Morocco has constitutionally adopted a bill to formalize the Berber language, but awaits Parliament to endorse it.
A council of ministers adopted a draft bill which could see the language also being integrated in the education system and other various sectors. Activists have called for a clear indication on how the language will exactly be used in everyday life.
Although there are conflicting numbers, experts estimate that as many as eight million people- a quarter of the country’s population – speak one of the dialects of the language. Moreover, despite the country’s Berber roots, the ruling elite have been accused of suppressing the Berber culture, subsequently the language itself for decades following Morocco’s independence in 1956, making it difficult for government to give it much attention.
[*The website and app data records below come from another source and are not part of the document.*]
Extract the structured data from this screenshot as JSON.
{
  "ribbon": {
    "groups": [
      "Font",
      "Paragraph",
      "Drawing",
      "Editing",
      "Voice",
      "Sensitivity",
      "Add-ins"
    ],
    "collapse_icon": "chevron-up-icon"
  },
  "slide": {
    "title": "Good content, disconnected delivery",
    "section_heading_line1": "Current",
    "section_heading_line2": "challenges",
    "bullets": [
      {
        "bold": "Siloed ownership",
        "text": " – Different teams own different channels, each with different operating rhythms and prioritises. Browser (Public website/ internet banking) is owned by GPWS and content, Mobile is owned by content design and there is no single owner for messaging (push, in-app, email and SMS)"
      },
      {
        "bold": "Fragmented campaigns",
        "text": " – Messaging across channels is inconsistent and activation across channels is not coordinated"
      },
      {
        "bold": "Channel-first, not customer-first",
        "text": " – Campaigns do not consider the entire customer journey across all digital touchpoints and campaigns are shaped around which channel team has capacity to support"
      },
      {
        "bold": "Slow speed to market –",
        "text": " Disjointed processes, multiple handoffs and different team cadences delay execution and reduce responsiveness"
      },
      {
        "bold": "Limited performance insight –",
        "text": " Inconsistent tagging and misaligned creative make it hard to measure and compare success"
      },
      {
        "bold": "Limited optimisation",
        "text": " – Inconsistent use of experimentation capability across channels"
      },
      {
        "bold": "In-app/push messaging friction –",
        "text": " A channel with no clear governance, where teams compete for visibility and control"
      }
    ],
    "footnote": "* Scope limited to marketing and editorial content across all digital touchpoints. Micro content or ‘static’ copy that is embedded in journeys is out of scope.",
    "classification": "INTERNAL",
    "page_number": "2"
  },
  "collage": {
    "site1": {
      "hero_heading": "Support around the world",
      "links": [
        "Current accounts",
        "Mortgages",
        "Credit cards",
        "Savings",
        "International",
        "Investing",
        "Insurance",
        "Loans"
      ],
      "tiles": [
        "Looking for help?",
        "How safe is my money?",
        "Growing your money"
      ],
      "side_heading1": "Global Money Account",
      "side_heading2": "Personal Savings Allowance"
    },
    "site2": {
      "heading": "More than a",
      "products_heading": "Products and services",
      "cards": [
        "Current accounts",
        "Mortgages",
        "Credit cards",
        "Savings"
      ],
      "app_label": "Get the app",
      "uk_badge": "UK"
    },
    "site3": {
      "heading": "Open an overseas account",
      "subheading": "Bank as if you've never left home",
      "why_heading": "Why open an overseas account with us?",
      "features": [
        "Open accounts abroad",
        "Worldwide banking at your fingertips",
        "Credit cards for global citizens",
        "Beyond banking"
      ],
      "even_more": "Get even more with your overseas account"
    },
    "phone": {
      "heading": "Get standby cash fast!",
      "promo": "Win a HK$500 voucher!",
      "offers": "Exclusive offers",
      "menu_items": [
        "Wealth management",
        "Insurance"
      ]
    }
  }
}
The language, which comes in three main dialects in Morocco was recognized in 2011 as an official language alongside Arabic in the new Constitution. But there hasn’t been movement to officially only until recently.